(What you should do):
State how many lines of the entries include the string "date", please, leaving out everything but the number.

____ Given records

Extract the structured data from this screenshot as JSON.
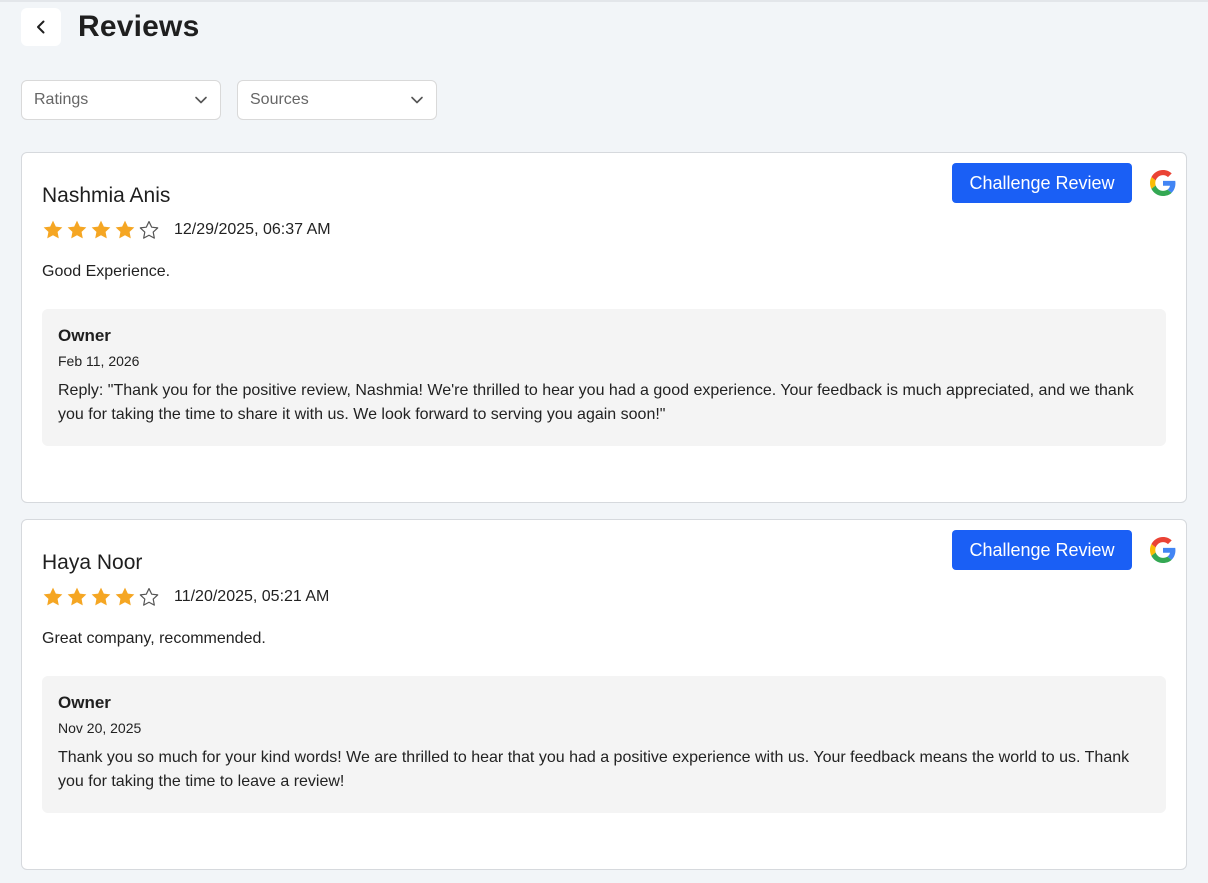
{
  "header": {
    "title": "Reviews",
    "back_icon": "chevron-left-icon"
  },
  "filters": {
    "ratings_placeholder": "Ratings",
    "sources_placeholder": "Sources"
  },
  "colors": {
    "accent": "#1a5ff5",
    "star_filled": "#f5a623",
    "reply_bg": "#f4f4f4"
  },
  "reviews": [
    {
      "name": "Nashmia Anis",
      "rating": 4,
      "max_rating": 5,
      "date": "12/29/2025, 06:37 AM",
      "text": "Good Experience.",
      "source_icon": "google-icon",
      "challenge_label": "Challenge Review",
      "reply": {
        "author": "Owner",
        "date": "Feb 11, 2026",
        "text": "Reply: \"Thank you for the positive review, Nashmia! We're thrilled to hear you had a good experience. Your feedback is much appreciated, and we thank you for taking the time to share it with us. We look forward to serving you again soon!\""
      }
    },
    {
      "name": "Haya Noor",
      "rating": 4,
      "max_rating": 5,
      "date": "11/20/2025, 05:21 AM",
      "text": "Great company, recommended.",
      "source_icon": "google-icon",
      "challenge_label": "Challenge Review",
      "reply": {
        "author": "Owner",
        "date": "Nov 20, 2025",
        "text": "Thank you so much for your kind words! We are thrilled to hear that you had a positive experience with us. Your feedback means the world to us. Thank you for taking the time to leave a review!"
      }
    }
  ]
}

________
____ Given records

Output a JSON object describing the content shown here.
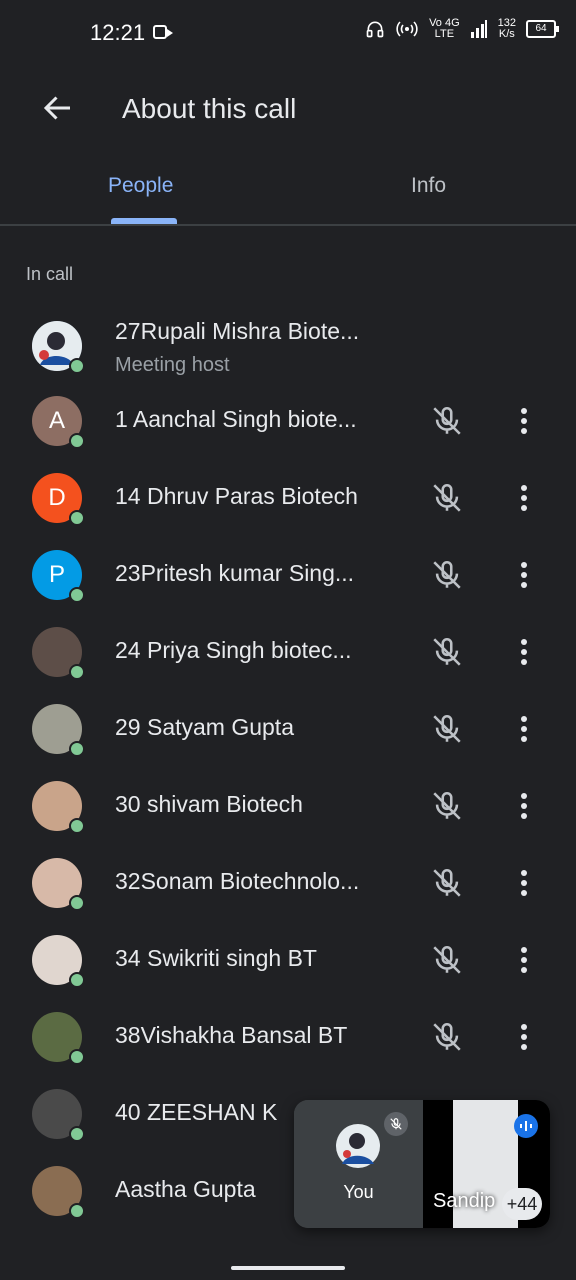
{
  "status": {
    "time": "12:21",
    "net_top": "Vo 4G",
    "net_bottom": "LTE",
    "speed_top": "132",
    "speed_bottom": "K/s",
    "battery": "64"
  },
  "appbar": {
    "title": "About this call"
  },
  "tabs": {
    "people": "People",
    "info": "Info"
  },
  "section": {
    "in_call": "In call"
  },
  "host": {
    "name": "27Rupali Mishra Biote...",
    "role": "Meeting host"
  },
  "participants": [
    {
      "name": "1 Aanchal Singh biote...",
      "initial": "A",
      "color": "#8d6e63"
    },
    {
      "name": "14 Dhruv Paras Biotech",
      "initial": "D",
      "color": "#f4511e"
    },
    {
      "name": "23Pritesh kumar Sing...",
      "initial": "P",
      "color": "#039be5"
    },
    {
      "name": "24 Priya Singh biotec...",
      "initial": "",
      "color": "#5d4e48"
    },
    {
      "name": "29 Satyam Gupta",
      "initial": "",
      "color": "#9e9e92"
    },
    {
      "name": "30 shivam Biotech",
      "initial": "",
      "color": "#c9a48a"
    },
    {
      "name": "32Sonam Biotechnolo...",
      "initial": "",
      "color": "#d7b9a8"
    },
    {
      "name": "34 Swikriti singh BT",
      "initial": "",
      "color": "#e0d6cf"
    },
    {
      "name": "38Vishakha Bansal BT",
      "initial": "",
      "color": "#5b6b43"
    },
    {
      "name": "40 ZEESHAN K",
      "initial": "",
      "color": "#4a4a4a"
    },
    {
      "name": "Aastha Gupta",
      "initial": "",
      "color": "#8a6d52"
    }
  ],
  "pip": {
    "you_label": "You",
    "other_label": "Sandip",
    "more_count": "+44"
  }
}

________

(Written reply):
4